Eugene Battelle died in October of 1917 and Sarah Battelle moved soon thereafter. By 1920, she was living at 706 Huntington. 257 Marlborough was inherited by the Battelles’ four surviving children: Seavey Battelle, Sarah Battelle, Helen (Battelle) Soutter, and Thomas Battelle.
257 Marlborough was not listed in the 1918 and 1919 Blue Books.
During the 1919-1920 winter season, 257 Marlborough was the home of William Francis Warden and his wife, Eleanor Cotton (Denham) Warden. They had lived at 263 Beacon during the previous season. He was an artist and, prior to the outbreak of World War I, they had lived in Paris for a number of years. By the 1920-1921 season, they had moved to 155 Beacon.
On June 30, 1920, 257 Marlborough was purchased from the Battelle family by John Reed Post, a cotton dealer, and his wife, Mabel (Davis) Post. They previously had lived at 313 Marlborough. They also maintained a home in Beverly Farms.
On July 5, 1939, they transferred the property into Mabel Post’s name.
John Post died in October of 1955. Mabel Post continued to live at 257 Marlborough until her death in 1957.
On February 12, 1957, 257 Marlborough was purchased from Mabel Post’s estate by John Hollingdale, and on March 15, 1957, it was acquired from him by Luykx Incorporated (Dirk J. Luykx, president).
On October 28, 1968, 257 Marlborough was acquired from Luykx Incorporated by Richard S. Gallagher and his wife, Agnes B. Gallagher, and on July 3, 1969, it was acquired from them by Pierre Louis de Bourgknecht. He had acquired 259 and 261 Marlborough earlier that year.

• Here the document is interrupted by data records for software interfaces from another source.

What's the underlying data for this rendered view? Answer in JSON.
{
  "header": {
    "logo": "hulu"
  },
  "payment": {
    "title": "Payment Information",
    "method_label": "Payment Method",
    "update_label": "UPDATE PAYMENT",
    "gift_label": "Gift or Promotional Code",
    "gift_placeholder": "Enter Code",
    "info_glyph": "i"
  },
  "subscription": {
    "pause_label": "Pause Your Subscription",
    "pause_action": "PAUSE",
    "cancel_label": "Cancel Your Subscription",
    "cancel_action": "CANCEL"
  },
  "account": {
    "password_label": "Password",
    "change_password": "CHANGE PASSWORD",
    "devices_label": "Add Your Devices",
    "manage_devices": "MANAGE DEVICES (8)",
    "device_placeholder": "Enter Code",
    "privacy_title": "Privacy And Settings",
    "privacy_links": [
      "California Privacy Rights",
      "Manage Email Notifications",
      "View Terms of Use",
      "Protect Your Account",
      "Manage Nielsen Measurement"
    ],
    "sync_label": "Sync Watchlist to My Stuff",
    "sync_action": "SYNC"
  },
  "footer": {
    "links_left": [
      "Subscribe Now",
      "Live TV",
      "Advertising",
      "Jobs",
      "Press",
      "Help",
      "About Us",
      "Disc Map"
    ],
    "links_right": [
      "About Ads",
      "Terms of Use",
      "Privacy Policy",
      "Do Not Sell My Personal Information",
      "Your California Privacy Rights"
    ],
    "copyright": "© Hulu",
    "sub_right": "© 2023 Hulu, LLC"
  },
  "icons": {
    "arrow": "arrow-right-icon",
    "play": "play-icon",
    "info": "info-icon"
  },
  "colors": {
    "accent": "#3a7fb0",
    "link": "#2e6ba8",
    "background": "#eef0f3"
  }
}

On July 1, 1985, 257 Marlborough was acquired from Pierre de Bourgknecht by Barry P. Winer and Mikhail Gissin, trustees of the 257 Marlborough Street Trust. In May of 1985, Pierre de Bourgknecht had sold 259 and 261 Marlborough to another purchaser.
On August 29, 1985, the 257 Marlborough Street Trust converted the property into ten condominium units, the 257 Marlborough Street Condominium.
In March of 1986, Mikhail Gissin applied for (and subsequently received) permission to increase the number of units from ten to eleven. In May of 1986, the condominium master deed was amended to reflect the increased number of units.